- Serious medical condition requiring urgent, intensive or long-term treatment
- Age and/or lack of maturity where it affects the responsibility of the offender
- Mental disorder or learning disability (where not linked tothe commission of the offence)
- Sole or primary carer for dependent relatives
- Determination and/or demonstration of steps having been taken to address addiction or offending behaviour
- Offender experiencing exceptional financial hardship
There may be exceptional local circumstances that arise which may lead a court to decide that prevalence should influence sentencing levels. The pivotal issue in such cases will be the harm caused to the community. It is essential that the court before taking account of prevalence:
- has supporting evidence from an external source, for example, Community Impact Statements, to justify claims that a particular crime is prevalent in their area, and is causing particular harm in that community, and
- is satisfied that there is a compelling need to treat the offence more seriously than elsewhere
Step 3 – Consider any factors which indicate a reduction, such as assistance to the prosecution
The court should take into account sections 73 and 74 of the Serious Organised Crime and Police Act 2005 (assistance by defendants: reduction or review of sentence) and any other rule of law by virtue of which an offender may receive a discounted sentence in consequence of assistance given (or offered) to the prosecutor or investigator.
Step 4 – Reduction for guilty pleas
The court should take account of any potential reduction for a guilty plea in accordance with section 144 of the Criminal Justice Act 2003 and the guideline for Reduction in Sentence for a Guilty Plea (where first hearing is on or after 1 June 2017, or first hearing before 1 June 2017).
Step 5 – Totality principle
If sentencing an offender for more than one offence, or where the offender is already serving a sentence, consider whether the total sentence is just and proportionate to the offending behaviour.
Step 6 – Confiscation, compensation and ancillary orders
The court must proceed with a view to making a confiscation order if it is asked to do so by the prosecutor or if the court believes it is appropriate for it to do so.
Where the offence has resulted in loss or damage the court must consider whether to make a compensation order.
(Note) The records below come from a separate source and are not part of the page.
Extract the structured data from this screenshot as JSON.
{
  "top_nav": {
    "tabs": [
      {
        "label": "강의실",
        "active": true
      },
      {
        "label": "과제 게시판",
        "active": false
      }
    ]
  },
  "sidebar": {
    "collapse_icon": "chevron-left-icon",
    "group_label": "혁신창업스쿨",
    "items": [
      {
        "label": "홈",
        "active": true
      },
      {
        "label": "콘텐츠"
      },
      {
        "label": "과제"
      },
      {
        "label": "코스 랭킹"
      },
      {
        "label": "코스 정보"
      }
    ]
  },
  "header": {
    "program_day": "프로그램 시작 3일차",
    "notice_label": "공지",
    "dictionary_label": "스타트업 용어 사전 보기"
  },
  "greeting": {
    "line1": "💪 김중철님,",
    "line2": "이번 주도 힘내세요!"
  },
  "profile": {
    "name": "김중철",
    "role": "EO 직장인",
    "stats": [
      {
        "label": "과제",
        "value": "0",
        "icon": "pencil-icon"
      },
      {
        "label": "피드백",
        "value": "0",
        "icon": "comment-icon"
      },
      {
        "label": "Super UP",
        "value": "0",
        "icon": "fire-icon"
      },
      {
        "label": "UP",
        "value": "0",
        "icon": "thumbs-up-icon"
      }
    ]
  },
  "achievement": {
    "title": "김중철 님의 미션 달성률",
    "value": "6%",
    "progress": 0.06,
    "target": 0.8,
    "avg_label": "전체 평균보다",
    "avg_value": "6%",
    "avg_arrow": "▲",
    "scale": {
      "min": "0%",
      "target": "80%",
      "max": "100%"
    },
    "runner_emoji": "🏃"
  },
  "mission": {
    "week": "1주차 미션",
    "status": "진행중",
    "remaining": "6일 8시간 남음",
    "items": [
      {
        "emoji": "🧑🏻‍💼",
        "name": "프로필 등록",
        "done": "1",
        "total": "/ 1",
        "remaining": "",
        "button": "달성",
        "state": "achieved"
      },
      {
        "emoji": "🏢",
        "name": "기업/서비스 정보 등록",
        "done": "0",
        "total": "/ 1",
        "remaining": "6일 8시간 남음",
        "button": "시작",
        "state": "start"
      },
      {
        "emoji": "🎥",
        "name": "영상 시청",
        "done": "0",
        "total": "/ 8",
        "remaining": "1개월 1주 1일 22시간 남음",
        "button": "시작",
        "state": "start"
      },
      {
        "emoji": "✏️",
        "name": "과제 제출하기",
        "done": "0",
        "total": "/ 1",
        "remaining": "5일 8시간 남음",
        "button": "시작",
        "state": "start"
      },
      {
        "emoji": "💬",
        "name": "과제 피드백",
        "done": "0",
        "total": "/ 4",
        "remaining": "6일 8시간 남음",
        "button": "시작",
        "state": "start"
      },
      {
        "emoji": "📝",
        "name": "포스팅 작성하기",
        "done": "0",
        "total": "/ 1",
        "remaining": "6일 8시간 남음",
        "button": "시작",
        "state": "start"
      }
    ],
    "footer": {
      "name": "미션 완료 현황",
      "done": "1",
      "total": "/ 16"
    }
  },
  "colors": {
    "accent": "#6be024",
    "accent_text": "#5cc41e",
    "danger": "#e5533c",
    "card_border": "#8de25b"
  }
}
If the court makes both a confiscation order and an order for compensation and the court believes the offender will not have sufficient means to satisfy both orders in full, the court must direct that the compensation be paid out of sums recovered under the confiscation order (section 13 of the Proceeds of Crime Act 2002).
The court may also consider whether to make ancillary orders. These may include a deprivation order, or a restitution order.
- Ancillary orders – Magistrates’ Court
- Ancillary orders – Crown Court Compendium, Part II Sentencing, s7
Step 7 – Reasons
Section 174 of the Criminal Justice Act 2003 imposes a duty to give reasons for, and explain the effect of, the sentence.
Step 8 – Consideration for time spent on bail
The court must consider whether to give credit for time spent on bail in accordance with section 240A of the Criminal Justice Act 2003.